Oct 29, 2015

Choosing colour should never rely on luck. Yes, a good eye helps  but also understanding  colour rules and knowing the terms can give you the right colour language. When I talk about colour I like to use the proper terms so I want to start with this blog so that you can refer back to it if need be. Sort of like a reference book. I don’t want to fill you up with things you will just forget, so here are what I think are the important ones.

HUE: Hue simply means the colour you are looking at. Every colour in the picture below is a hue, even the white background. And when you change a colour it becomes another hue

TINT: A hue is a tint or is tinted when you add white to it. Like white added to red makes pink.



SHADE: A hue is a shade or shaded when you add black to it, as in below. Note that the yellow looks a little green because the black probably had green pigment in it. Pure blacks are difficult to produce, they are often the combination of many colours.

NEUTRALS: In fashion Design school we were told that a neutral was a colour that went with every colour. In the paint and decorating world it means: Black, White, Gray, Brown, Beige. Some would also include Taupe and Greige. These are hues that would be difficult to find on the colour wheel as they seem to be without a recognizable colour.


UNDERTONES: When most people look at red they see red. Red would be the overtone. But if I look at the red closely, I might notice that it has a bit of an orange tinge to it. I know there is an undertone of yellow that influences what I see.
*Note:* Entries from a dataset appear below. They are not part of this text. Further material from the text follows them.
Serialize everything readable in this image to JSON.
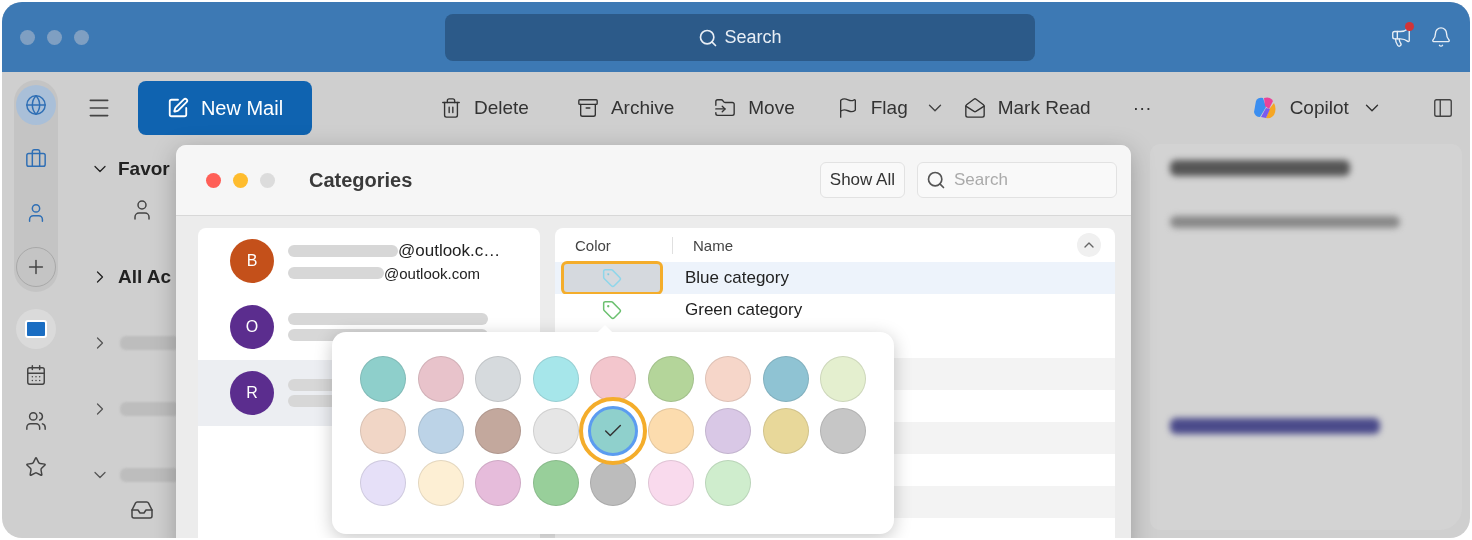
{
  "title_bar": {
    "search": {
      "placeholder": "Search"
    },
    "notification_badge": true
  },
  "rail": [
    {
      "selected": true
    },
    {
      "selected": false
    },
    {
      "selected": false
    },
    {
      "selected": false
    },
    {
      "selected": true
    },
    {
      "selected": false
    },
    {
      "selected": false
    },
    {
      "selected": false
    }
  ],
  "toolbar": {
    "new_mail": "New Mail",
    "actions": [
      {
        "label": "Delete",
        "dropdown": false
      },
      {
        "label": "Archive",
        "dropdown": false
      },
      {
        "label": "Move",
        "dropdown": false
      },
      {
        "label": "Flag",
        "dropdown": true
      },
      {
        "label": "Mark Read",
        "dropdown": false
      }
    ],
    "more": "···",
    "copilot": "Copilot"
  },
  "folder_pane": {
    "sections": [
      {
        "label": "Favor",
        "expanded": true
      },
      {
        "label": "All Ac",
        "expanded": false
      }
    ],
    "folders": [
      {
        "expanded": false
      },
      {
        "expanded": false
      },
      {
        "expanded": true
      }
    ]
  },
  "dialog": {
    "title": "Categories",
    "show_all": "Show All",
    "search": {
      "placeholder": "Search"
    },
    "accounts": [
      {
        "initial": "B",
        "color": "#c4501a",
        "email": "@outlook.c…",
        "secondary": "@outlook.com",
        "selected": false
      },
      {
        "initial": "O",
        "color": "#5b2d8e",
        "selected": false
      },
      {
        "initial": "R",
        "color": "#5b2d8e",
        "selected": true
      }
    ],
    "columns": [
      "Color",
      "Name"
    ],
    "categories": [
      {
        "name": "Blue category",
        "color": "#8fd6ea",
        "selected": true
      },
      {
        "name": "Green category",
        "color": "#6cc070",
        "selected": false
      }
    ],
    "palette": [
      {
        "color": "#8ecfcb",
        "selected": false
      },
      {
        "color": "#e8c3cb",
        "selected": false
      },
      {
        "color": "#d6dadd",
        "selected": false
      },
      {
        "color": "#a6e6ea",
        "selected": false
      },
      {
        "color": "#f3c6cd",
        "selected": false
      },
      {
        "color": "#b4d59a",
        "selected": false
      },
      {
        "color": "#f6d6c9",
        "selected": false
      },
      {
        "color": "#8fc3d3",
        "selected": false
      },
      {
        "color": "#e4efcf",
        "selected": false
      },
      {
        "color": "#f1d6c6",
        "selected": false
      },
      {
        "color": "#bcd3e7",
        "selected": false
      },
      {
        "color": "#c3a89d",
        "selected": false
      },
      {
        "color": "#e6e6e6",
        "selected": false
      },
      {
        "color": "#8fd0cc",
        "selected": true
      },
      {
        "color": "#fcdcae",
        "selected": false
      },
      {
        "color": "#d9c8e6",
        "selected": false
      },
      {
        "color": "#e8d89a",
        "selected": false
      },
      {
        "color": "#c6c6c6",
        "selected": false
      },
      {
        "color": "#e6e0f8",
        "selected": false
      },
      {
        "color": "#fdefd4",
        "selected": false
      },
      {
        "color": "#e6bcdb",
        "selected": false
      },
      {
        "color": "#98cf9a",
        "selected": false
      },
      {
        "color": "#bcbcbc",
        "selected": false
      },
      {
        "color": "#f9daed",
        "selected": false
      },
      {
        "color": "#cfedcd",
        "selected": false
      }
    ]
  }
}
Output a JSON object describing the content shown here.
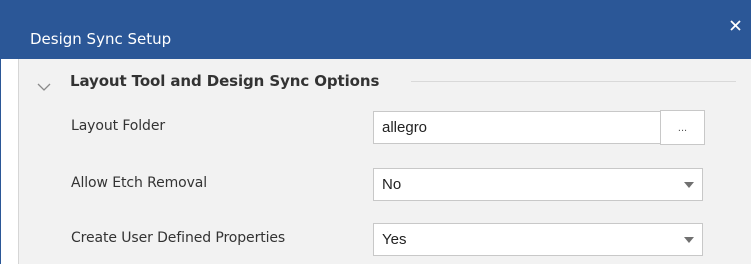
{
  "window": {
    "title": "Design Sync Setup",
    "close_glyph": "×"
  },
  "section": {
    "title": "Layout Tool and Design Sync Options",
    "expanded": true
  },
  "rows": {
    "layout_folder": {
      "label": "Layout Folder",
      "value": "allegro",
      "browse_label": "..."
    },
    "allow_etch_removal": {
      "label": "Allow Etch Removal",
      "value": "No"
    },
    "create_user_defined_properties": {
      "label": "Create User Defined Properties",
      "value": "Yes"
    }
  },
  "colors": {
    "titlebar": "#2b5797",
    "panel": "#f2f2f2",
    "text": "#333333"
  },
  "icons": {
    "close": "close-icon",
    "collapse": "chevron-down-icon",
    "dropdown": "dropdown-caret-icon"
  }
}
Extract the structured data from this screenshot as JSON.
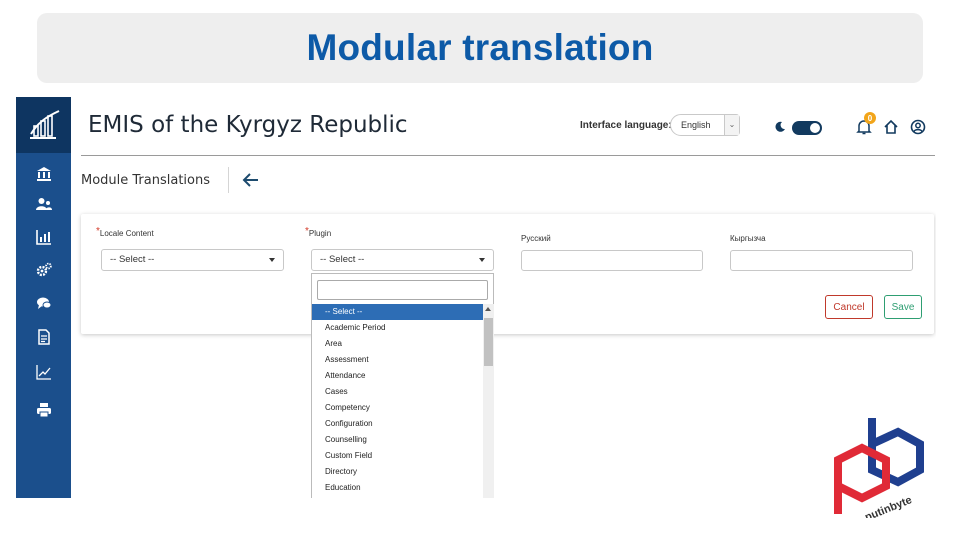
{
  "banner": {
    "title": "Modular translation"
  },
  "app": {
    "title": "EMIS of the Kyrgyz Republic",
    "sidebar": {
      "logo_icon": "bar-chart-logo-icon",
      "items": [
        {
          "icon": "institution-icon"
        },
        {
          "icon": "users-icon"
        },
        {
          "icon": "report-chart-icon"
        },
        {
          "icon": "gears-icon"
        },
        {
          "icon": "chat-icon"
        },
        {
          "icon": "document-icon"
        },
        {
          "icon": "line-chart-icon"
        },
        {
          "icon": "print-icon"
        }
      ]
    },
    "header": {
      "interface_language_label": "Interface language:",
      "interface_language_value": "English",
      "notification_count": "0",
      "icons": [
        "theme-moon-icon",
        "bell-icon",
        "home-icon",
        "user-account-icon"
      ]
    }
  },
  "page": {
    "title": "Module Translations",
    "back_icon": "back-arrow-icon"
  },
  "form": {
    "locale_content": {
      "label": "Locale Content",
      "value": "-- Select --",
      "required": true
    },
    "plugin": {
      "label": "Plugin",
      "value": "-- Select --",
      "required": true
    },
    "russian": {
      "label": "Русский",
      "value": ""
    },
    "kyrgyz": {
      "label": "Кыргызча",
      "value": ""
    },
    "cancel_label": "Cancel",
    "save_label": "Save"
  },
  "dropdown": {
    "search_value": "",
    "options": [
      "-- Select --",
      "Academic Period",
      "Area",
      "Assessment",
      "Attendance",
      "Cases",
      "Competency",
      "Configuration",
      "Counselling",
      "Custom Field",
      "Directory",
      "Education"
    ],
    "selected_index": 0
  },
  "colors": {
    "banner_title": "#0d5aa7",
    "sidebar": "#1b4f8c",
    "selected_option": "#2d6db5",
    "cancel": "#c0392b",
    "save": "#2e9e72"
  }
}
This becomes challenging with Neutrals. Unless the neutral is absolutely a pure white, a pure black, or a pure gray (pure black and pure white mixed) there will always be an undertone in a neutral. As you see in the picture below I have added a little brownish yellow to my white to get a creamy white or what some people might even call beige. Irregardless, it is important to understand what the undertones are in these neutrals in order to know how they will interact with other colours. It can be complicated at first.


SATURATION or LUMINOSITY: This simply refers to the relative purity of a colour. If the colour is very close to its original colour then it would be highly saturated such as the red below. The yellow would be considered to have a low saturation.


Be careful not to mix up the darkness of a colour with the saturation. For instance the dark blue in the picture below has low saturation and the coral pink would be highly saturated.

VALUE: Value is the tough one. It is simply described as the darkness or the lightness of a colour. This can be deceiving when dealing with yellow or colours that have a lot of yellow in them. In the picture below the yellow seems to be as bright as the red and blue

But when I take a the same picture  in black and white you can see that the values are very different. The yellow is much lighter than the blue and the red.


Our brains see value and find rooms quite boring when there is a lack of variation in value. This is good if you want to sleep or be calm …… not so good if you want to feel awake and stimulated.

As a colour designer I am constantly comparing colours to a gray scale to make sure I have good variations in value.  This is a grayscale I use from NCS.

greyscale chart from NCS

In Part Two I will be talking about the colour wheel.  An excellent colour tool.

If you would love to love where you live call me 416-577-4944 or email me at